The following table is a support matrix for Authelia features and specific reverse proxies.
|Proxy||Standard Support||Kubernetes Support||XHR Redirect||Request Method|
Support confirmed, additionally these icons are links to documentation for both the Standard and Kubernetes support columns
Support is likely and being investigated
Either not supported or unlikely to be supported
Standard support includes the essential features in securing an application with Authelia such as:
- Redirecting users to the Authelia portal if they are not authenticated.
- Redirecting users to the target application after authentication has occurred successfully.
It does not include actually running Authelia as a service behind the proxy, any proxy should be compatible with serving the Authelia portal itself. Standard support is only important for protected applications.
While proxies that generally support Authelia outside a Kubernetes cluster, there are a few situations where that does not translate to being possible when used as an Ingress Controller. There are various reasons for this such as the reverse proxy in question does not even support running as a Kubernetes, or the required modules to perform authentication transparently to the user are not typically available inside a cluster.

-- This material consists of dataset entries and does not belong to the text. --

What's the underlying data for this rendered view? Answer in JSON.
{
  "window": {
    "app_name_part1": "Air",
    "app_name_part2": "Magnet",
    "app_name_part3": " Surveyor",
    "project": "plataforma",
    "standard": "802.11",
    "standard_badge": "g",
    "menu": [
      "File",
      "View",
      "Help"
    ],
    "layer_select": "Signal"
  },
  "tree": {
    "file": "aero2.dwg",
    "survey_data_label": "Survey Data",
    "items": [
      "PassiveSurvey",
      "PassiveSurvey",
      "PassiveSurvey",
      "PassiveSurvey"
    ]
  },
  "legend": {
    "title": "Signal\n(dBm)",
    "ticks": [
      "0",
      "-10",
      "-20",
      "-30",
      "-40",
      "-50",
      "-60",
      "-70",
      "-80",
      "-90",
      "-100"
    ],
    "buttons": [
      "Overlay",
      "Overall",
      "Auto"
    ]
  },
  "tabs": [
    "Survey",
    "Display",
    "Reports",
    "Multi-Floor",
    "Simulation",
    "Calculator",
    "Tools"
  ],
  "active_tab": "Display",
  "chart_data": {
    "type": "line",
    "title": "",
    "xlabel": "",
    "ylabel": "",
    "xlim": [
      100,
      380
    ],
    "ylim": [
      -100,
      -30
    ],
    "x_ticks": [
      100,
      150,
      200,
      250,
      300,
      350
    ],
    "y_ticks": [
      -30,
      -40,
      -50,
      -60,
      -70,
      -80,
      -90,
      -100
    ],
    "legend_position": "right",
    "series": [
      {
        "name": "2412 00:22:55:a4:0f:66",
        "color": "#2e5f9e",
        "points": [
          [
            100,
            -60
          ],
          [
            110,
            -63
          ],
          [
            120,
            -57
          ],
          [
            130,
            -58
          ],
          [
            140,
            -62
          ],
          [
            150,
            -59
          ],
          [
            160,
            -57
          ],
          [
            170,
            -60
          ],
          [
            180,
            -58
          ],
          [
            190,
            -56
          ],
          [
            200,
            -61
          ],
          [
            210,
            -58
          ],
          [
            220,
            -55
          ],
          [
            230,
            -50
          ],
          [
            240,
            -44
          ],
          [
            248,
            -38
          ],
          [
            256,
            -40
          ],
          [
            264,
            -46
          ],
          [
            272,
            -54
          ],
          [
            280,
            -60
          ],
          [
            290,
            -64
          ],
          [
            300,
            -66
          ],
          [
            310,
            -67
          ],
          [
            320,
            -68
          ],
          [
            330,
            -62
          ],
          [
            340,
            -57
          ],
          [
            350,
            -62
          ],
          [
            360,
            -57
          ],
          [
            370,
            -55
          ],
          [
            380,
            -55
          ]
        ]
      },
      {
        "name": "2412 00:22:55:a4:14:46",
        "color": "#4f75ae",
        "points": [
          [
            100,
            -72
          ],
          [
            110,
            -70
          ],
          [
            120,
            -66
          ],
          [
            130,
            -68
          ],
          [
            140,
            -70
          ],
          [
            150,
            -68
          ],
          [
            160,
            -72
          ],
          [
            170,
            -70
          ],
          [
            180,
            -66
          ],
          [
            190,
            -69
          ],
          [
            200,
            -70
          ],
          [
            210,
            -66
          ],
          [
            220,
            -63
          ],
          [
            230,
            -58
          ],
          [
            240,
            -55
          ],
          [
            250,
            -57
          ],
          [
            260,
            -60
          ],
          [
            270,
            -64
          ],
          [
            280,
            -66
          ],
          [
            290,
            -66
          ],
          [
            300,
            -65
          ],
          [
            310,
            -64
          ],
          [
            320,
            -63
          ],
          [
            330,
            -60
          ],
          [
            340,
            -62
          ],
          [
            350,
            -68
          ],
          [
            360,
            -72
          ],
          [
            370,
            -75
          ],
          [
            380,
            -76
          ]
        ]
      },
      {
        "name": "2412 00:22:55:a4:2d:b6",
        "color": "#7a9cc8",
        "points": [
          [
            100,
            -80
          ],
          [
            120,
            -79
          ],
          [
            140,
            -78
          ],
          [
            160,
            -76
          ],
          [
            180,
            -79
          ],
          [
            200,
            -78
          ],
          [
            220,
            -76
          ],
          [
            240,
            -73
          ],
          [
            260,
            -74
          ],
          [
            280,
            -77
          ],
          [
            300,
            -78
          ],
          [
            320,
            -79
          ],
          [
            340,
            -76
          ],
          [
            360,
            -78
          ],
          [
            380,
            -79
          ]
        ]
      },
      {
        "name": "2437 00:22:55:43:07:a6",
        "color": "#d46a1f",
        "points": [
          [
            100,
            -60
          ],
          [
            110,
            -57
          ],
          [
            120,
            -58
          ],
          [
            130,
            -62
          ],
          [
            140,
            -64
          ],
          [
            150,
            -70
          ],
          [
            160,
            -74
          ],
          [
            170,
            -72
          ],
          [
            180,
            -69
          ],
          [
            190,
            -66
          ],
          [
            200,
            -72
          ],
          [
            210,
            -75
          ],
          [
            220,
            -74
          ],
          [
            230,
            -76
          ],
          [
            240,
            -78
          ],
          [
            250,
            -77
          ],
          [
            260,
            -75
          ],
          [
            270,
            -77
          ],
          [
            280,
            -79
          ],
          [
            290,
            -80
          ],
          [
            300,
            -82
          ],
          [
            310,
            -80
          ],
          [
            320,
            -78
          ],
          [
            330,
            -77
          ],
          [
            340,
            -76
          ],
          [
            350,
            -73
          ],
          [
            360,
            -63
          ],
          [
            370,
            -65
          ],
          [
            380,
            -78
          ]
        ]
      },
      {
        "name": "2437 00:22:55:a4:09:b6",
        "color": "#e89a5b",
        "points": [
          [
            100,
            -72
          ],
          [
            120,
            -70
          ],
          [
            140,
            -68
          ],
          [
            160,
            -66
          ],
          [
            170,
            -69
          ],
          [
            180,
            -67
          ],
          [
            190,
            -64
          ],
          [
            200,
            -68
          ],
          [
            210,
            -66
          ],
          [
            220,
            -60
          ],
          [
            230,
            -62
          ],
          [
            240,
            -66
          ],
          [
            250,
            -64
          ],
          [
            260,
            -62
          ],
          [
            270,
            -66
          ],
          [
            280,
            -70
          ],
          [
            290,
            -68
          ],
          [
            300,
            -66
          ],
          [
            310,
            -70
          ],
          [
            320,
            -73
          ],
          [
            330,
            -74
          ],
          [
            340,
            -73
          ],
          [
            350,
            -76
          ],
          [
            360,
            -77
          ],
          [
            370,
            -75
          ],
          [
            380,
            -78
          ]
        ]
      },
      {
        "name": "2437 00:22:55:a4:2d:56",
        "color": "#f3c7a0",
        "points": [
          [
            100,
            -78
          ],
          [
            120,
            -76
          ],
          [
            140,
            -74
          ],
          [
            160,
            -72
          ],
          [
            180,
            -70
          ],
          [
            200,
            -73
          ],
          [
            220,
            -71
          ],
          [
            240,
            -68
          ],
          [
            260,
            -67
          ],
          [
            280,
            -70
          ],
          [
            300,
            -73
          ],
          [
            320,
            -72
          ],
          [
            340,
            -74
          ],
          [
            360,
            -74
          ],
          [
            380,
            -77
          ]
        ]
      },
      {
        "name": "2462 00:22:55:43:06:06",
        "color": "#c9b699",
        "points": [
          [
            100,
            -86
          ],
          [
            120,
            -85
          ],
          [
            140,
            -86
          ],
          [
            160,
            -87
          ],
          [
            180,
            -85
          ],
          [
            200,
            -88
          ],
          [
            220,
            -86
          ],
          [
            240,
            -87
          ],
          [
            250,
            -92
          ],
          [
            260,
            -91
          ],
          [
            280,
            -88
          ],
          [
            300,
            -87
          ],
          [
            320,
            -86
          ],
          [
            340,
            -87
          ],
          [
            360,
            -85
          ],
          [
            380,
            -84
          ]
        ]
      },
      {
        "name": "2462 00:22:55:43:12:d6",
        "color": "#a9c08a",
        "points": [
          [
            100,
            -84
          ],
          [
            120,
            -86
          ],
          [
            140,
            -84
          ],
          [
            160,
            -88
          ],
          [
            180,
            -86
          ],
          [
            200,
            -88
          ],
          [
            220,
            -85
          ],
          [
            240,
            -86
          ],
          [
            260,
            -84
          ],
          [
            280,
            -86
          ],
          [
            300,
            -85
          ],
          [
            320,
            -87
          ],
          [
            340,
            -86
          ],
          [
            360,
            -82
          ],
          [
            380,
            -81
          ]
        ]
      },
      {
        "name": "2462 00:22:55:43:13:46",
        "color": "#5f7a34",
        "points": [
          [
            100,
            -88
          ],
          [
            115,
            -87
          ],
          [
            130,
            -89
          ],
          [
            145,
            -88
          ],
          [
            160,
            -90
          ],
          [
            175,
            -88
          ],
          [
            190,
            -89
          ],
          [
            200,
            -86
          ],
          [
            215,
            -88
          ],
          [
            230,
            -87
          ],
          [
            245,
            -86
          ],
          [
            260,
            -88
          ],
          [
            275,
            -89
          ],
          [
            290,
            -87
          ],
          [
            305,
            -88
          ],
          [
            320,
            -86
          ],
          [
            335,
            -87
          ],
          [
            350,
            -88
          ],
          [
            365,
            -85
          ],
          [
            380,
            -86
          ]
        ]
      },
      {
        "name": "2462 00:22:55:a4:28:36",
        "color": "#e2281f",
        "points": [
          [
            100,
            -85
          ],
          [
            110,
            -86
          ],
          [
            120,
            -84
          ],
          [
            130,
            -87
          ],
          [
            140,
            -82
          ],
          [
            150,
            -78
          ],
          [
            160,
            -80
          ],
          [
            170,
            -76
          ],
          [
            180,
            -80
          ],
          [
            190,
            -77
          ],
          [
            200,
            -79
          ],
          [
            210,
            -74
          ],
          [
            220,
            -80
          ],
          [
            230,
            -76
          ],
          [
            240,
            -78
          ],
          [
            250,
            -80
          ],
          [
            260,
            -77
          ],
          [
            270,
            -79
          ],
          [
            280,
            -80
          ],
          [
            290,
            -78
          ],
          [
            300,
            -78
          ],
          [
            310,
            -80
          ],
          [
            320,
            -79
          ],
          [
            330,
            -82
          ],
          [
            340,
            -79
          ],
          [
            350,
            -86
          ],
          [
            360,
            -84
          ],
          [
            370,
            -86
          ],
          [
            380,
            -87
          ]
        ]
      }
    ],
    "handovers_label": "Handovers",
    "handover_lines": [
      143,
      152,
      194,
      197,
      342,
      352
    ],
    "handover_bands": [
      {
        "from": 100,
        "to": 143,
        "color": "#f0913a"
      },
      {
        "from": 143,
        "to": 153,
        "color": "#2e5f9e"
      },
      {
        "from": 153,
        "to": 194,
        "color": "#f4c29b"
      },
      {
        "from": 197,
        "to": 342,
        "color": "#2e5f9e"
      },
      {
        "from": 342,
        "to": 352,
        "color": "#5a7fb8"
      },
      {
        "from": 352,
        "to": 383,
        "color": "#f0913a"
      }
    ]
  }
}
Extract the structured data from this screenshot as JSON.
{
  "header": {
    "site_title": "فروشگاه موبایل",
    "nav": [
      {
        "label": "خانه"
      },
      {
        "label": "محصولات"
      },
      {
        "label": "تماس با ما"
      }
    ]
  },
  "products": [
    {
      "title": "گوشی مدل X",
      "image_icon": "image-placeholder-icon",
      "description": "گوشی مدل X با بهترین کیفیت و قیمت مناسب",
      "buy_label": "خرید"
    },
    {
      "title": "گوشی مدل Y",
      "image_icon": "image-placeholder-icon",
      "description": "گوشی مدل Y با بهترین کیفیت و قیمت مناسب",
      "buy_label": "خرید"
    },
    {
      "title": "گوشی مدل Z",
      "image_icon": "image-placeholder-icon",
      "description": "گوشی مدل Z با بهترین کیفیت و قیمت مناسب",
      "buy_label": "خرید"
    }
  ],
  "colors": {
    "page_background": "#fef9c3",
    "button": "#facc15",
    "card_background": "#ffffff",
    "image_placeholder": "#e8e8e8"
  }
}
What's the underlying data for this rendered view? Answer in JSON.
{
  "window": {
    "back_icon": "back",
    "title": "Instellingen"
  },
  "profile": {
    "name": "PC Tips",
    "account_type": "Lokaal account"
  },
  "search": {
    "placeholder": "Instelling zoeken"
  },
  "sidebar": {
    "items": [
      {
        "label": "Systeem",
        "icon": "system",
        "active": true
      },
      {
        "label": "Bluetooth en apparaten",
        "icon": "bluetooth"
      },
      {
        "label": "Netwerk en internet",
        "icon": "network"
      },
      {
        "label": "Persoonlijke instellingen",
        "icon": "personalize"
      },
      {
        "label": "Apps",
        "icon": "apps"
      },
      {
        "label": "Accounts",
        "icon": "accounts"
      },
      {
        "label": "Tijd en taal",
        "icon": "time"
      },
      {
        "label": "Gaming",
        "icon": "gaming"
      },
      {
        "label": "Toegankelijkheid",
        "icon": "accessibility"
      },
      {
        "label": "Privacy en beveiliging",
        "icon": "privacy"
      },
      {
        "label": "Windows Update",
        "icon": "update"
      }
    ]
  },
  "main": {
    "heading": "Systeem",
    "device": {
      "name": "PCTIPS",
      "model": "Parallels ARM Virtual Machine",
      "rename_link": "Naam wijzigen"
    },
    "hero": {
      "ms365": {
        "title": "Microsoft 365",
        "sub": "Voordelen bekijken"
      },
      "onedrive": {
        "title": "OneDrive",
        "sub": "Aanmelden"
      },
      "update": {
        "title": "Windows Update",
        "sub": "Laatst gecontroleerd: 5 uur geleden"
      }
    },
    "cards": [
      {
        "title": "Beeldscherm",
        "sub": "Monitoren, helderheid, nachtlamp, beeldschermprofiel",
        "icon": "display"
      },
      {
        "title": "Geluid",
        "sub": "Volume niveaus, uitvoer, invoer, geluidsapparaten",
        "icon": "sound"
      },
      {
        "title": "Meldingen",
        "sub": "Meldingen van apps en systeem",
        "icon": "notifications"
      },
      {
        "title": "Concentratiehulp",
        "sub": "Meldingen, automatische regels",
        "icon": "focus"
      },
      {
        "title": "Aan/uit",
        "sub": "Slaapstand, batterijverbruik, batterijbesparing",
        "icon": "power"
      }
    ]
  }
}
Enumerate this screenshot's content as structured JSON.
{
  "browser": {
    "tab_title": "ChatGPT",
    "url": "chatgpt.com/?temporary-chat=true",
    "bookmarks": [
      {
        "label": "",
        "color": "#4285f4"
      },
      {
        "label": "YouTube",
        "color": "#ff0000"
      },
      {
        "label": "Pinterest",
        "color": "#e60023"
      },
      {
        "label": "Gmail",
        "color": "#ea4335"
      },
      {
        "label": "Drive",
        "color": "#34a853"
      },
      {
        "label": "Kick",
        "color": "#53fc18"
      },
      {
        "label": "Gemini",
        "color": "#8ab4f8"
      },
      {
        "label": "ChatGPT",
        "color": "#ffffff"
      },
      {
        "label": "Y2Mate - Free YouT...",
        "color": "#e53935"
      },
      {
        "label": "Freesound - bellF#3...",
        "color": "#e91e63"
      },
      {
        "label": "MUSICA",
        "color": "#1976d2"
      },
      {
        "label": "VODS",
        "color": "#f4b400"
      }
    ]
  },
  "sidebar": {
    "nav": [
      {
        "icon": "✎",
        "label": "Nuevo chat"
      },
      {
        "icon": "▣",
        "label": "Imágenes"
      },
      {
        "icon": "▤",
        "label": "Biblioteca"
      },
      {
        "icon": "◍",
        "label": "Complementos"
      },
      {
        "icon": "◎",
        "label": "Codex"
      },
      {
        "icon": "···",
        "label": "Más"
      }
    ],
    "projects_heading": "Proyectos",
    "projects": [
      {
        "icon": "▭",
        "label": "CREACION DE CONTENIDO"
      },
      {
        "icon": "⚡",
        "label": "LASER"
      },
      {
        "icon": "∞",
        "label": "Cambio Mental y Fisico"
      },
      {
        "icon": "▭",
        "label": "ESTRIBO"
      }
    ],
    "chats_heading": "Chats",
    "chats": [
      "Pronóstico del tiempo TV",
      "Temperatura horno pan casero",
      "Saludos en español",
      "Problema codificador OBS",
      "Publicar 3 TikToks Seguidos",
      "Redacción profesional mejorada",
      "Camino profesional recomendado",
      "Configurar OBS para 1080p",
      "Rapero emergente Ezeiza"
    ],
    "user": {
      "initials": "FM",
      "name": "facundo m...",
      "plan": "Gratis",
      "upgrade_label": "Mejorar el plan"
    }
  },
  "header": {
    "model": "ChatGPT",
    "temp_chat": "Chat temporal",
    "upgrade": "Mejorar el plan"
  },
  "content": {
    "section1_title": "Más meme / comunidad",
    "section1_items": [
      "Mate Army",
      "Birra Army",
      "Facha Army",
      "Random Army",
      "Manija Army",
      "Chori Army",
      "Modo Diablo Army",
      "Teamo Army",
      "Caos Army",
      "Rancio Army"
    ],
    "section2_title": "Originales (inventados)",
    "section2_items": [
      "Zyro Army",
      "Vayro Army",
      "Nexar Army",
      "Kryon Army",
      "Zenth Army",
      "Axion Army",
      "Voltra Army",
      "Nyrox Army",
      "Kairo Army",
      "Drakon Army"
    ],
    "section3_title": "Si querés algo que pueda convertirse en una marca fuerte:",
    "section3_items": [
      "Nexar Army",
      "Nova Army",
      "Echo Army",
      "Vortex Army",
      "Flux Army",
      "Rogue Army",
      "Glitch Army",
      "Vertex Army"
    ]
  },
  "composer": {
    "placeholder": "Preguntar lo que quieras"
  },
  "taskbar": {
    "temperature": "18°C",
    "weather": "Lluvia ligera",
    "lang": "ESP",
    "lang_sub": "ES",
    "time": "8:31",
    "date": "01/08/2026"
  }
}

XML HTTP Requests do not typically redirect browsers when returned 30x status codes. Instead, the standard method is to return a 401 status code with a Location header. While this may seem trivial; currently there isn’t wide support for it. For example nginx’s ngx_http_auth_request_module does not seem to support this in any way.
Authelia detects the upstream request method using the X-Forwarded-Method header. Some proxies set this out of the box, some require you to configure this manually. At the present time all proxies that have Standard Support do support this.
Work is being done to support Caddy 2.x, however this is a low priority. You can see the progress and try it for yourself if you’re interested. Regular feedback would accelerate this work.
Apache has no module that supports this kind of authentication method. It’s not certain this would even be possible, however if anyone did something like this in the past we’d be interested in a contribution.
Microsoft IIS not currently supported since no auth module exists for this purpose out-of-the-box or from any known third party. It’s likely possible but unlikely to be highly used so there is little to be gained by supporting this proxy.